━━ Material shown ━━
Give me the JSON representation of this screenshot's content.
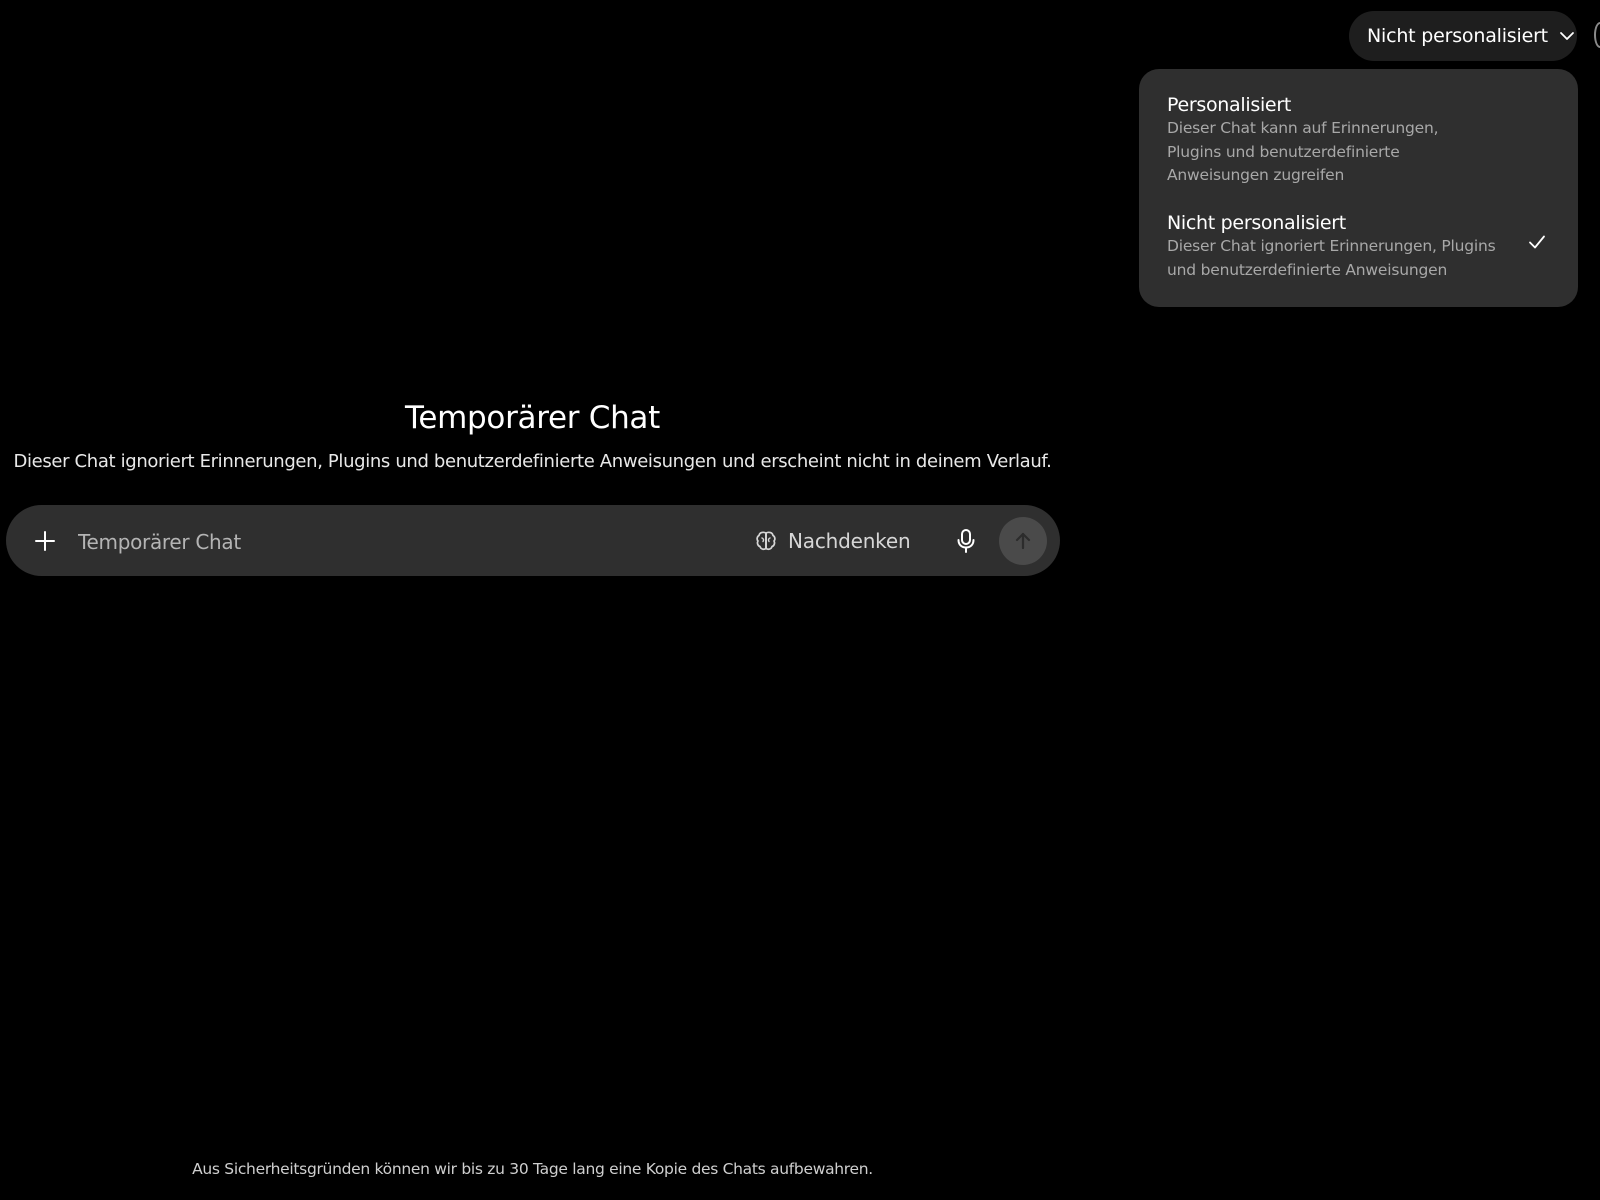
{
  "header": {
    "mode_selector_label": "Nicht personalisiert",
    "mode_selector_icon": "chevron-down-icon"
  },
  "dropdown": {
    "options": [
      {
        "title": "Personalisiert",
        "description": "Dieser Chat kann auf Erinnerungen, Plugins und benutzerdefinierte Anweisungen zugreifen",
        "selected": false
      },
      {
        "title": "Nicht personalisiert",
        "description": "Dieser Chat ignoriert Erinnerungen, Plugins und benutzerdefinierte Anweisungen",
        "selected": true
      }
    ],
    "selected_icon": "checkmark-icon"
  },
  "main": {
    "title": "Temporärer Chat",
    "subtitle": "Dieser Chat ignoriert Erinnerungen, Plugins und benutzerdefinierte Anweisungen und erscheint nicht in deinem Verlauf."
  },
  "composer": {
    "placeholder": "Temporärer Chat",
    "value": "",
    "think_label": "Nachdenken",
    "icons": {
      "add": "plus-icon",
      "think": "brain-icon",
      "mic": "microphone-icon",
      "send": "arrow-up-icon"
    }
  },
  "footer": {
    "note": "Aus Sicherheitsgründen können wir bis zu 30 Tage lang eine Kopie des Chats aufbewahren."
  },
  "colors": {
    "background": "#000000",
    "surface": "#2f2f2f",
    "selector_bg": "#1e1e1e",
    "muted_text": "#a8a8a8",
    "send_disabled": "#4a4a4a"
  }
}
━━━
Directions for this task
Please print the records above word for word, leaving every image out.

Task result
Give me the JSON representation of this screenshot's content.
{
  "header": {
    "mode_selector_label": "Nicht personalisiert",
    "mode_selector_icon": "chevron-down-icon"
  },
  "dropdown": {
    "options": [
      {
        "title": "Personalisiert",
        "description": "Dieser Chat kann auf Erinnerungen, Plugins und benutzerdefinierte Anweisungen zugreifen",
        "selected": false
      },
      {
        "title": "Nicht personalisiert",
        "description": "Dieser Chat ignoriert Erinnerungen, Plugins und benutzerdefinierte Anweisungen",
        "selected": true
      }
    ],
    "selected_icon": "checkmark-icon"
  },
  "main": {
    "title": "Temporärer Chat",
    "subtitle": "Dieser Chat ignoriert Erinnerungen, Plugins und benutzerdefinierte Anweisungen und erscheint nicht in deinem Verlauf."
  },
  "composer": {
    "placeholder": "Temporärer Chat",
    "value": "",
    "think_label": "Nachdenken",
    "icons": {
      "add": "plus-icon",
      "think": "brain-icon",
      "mic": "microphone-icon",
      "send": "arrow-up-icon"
    }
  },
  "footer": {
    "note": "Aus Sicherheitsgründen können wir bis zu 30 Tage lang eine Kopie des Chats aufbewahren."
  },
  "colors": {
    "background": "#000000",
    "surface": "#2f2f2f",
    "selector_bg": "#1e1e1e",
    "muted_text": "#a8a8a8",
    "send_disabled": "#4a4a4a"
  }
}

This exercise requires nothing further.